§ **TASK ITEM**: All lines from the entries below that contain the string "Dataset" should be copied out.

§ **AVAILABLE DATA**:
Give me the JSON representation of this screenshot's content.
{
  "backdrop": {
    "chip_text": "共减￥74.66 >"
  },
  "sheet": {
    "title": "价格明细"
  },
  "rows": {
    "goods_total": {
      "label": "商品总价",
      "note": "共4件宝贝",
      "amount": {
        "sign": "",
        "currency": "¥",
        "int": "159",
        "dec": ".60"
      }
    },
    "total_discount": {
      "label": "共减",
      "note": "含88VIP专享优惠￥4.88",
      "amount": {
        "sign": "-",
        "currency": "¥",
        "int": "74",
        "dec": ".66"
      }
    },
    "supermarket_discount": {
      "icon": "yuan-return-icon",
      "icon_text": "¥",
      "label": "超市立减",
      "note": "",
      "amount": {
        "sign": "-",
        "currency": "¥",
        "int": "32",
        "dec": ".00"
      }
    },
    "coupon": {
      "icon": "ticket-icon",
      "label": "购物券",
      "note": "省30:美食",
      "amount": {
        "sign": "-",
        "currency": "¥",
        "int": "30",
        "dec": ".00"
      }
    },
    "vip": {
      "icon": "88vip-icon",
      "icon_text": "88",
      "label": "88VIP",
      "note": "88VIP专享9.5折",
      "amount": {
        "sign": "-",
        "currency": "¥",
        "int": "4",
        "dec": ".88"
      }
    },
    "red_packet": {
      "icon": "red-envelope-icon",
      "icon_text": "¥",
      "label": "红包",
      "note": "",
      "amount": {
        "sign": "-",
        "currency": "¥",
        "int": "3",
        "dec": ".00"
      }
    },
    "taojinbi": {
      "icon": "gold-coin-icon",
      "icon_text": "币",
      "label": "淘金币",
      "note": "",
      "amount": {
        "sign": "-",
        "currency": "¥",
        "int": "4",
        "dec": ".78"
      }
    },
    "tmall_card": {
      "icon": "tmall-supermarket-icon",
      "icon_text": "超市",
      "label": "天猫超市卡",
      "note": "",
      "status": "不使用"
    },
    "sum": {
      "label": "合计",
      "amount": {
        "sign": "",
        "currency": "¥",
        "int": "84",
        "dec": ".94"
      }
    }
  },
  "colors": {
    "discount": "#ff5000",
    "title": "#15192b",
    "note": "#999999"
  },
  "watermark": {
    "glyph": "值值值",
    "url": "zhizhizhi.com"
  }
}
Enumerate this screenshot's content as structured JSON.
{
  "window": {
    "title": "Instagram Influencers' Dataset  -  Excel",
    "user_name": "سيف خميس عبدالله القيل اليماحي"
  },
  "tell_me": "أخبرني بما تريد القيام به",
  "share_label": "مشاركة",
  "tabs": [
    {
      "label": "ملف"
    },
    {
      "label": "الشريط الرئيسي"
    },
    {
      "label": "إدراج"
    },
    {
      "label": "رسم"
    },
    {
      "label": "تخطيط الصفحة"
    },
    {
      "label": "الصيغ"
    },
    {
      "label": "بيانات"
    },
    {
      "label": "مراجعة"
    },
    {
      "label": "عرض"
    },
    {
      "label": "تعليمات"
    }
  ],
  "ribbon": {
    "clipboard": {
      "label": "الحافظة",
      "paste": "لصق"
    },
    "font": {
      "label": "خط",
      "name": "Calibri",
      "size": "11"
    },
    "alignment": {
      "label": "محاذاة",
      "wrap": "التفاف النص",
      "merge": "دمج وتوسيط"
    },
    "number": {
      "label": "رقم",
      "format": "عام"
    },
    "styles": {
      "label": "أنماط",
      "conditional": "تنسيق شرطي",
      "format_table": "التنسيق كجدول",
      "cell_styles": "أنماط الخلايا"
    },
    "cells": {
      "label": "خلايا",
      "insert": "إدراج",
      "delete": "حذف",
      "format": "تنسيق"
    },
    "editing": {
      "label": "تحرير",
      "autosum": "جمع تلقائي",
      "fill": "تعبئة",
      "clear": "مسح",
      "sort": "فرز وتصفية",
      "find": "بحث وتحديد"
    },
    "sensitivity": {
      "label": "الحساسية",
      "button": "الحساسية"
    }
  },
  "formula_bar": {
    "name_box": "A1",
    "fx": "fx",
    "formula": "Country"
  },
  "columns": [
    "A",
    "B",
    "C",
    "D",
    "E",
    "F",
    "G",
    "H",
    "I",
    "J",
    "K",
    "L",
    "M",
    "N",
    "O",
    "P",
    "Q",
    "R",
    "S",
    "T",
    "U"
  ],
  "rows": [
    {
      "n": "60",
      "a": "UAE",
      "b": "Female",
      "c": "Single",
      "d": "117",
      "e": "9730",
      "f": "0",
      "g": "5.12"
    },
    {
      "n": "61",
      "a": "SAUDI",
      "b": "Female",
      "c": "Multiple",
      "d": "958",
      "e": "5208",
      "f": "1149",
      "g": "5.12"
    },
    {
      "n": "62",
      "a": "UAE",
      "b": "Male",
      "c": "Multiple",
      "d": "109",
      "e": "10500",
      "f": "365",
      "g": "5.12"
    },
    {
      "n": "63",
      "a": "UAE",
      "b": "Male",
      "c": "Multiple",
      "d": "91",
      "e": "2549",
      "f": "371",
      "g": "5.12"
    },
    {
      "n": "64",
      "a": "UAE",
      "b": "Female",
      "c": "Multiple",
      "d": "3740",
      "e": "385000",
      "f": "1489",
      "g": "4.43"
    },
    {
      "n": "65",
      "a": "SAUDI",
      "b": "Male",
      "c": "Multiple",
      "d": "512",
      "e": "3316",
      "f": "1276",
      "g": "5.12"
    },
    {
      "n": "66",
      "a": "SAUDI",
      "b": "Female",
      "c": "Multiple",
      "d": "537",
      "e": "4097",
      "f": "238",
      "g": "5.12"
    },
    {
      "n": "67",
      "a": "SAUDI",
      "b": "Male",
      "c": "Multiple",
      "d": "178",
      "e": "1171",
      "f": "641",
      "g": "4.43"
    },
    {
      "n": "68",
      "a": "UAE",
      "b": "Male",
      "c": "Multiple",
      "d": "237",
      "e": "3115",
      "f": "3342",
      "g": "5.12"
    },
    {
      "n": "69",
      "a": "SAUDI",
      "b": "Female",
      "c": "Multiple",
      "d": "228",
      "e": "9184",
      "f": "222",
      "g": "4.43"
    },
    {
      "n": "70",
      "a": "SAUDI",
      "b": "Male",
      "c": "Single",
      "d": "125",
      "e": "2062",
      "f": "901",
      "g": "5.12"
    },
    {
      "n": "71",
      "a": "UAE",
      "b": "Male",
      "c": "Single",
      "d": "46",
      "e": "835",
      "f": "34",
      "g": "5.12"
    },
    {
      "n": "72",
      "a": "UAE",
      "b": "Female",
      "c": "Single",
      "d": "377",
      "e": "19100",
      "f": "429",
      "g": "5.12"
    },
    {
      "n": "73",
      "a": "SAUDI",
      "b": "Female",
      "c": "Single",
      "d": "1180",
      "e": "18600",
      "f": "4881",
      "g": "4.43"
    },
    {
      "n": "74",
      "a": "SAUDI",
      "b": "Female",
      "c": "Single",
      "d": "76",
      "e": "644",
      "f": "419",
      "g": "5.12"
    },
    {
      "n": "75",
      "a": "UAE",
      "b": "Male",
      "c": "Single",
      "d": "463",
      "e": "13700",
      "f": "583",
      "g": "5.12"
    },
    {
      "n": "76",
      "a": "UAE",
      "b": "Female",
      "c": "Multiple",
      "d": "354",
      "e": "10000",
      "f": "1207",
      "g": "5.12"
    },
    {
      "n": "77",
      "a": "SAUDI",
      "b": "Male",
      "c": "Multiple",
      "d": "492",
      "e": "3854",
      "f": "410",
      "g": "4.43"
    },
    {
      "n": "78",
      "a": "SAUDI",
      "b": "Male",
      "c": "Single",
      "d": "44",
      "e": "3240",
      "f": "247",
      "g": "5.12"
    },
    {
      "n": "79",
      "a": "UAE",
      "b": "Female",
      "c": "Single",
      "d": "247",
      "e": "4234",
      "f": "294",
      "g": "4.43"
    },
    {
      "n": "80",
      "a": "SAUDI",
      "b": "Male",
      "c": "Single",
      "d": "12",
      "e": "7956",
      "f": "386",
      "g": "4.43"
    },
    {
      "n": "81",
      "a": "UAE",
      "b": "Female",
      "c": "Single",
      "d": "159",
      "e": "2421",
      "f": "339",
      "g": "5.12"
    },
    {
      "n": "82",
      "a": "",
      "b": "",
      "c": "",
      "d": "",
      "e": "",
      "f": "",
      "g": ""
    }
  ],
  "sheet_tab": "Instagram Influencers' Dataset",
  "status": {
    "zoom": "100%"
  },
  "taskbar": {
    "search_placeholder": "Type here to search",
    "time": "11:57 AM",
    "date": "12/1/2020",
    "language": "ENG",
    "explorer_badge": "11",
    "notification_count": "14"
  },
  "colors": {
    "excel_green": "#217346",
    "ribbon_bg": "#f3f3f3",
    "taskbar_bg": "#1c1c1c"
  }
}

§ **RESPONSE TO THE TASK**:
    "title": "Instagram Influencers' Dataset  -  Excel",
  "sheet_tab": "Instagram Influencers' Dataset",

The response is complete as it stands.